> [Problem to work on]: Retype the records in full, exactly as they stand.

> [Record set]:
────────────────

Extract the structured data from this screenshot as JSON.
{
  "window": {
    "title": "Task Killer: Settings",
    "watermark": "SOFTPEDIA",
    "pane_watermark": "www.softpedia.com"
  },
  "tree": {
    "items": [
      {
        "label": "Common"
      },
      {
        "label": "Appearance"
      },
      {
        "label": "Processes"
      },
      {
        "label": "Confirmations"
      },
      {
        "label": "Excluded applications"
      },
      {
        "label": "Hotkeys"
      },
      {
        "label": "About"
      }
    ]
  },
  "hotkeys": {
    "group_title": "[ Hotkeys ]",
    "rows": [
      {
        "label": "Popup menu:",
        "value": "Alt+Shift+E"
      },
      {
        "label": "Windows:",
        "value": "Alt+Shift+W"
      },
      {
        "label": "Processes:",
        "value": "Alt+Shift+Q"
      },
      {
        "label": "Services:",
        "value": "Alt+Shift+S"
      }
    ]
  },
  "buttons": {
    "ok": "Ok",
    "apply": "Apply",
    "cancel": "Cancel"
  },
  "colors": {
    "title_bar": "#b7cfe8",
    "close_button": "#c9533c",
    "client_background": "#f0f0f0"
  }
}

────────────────

> [Solution for this exercise]:
Extract the structured data from this screenshot as JSON.
{
  "window": {
    "title": "Task Killer: Settings",
    "watermark": "SOFTPEDIA",
    "pane_watermark": "www.softpedia.com"
  },
  "tree": {
    "items": [
      {
        "label": "Common"
      },
      {
        "label": "Appearance"
      },
      {
        "label": "Processes"
      },
      {
        "label": "Confirmations"
      },
      {
        "label": "Excluded applications"
      },
      {
        "label": "Hotkeys"
      },
      {
        "label": "About"
      }
    ]
  },
  "hotkeys": {
    "group_title": "[ Hotkeys ]",
    "rows": [
      {
        "label": "Popup menu:",
        "value": "Alt+Shift+E"
      },
      {
        "label": "Windows:",
        "value": "Alt+Shift+W"
      },
      {
        "label": "Processes:",
        "value": "Alt+Shift+Q"
      },
      {
        "label": "Services:",
        "value": "Alt+Shift+S"
      }
    ]
  },
  "buttons": {
    "ok": "Ok",
    "apply": "Apply",
    "cancel": "Cancel"
  },
  "colors": {
    "title_bar": "#b7cfe8",
    "close_button": "#c9533c",
    "client_background": "#f0f0f0"
  }
}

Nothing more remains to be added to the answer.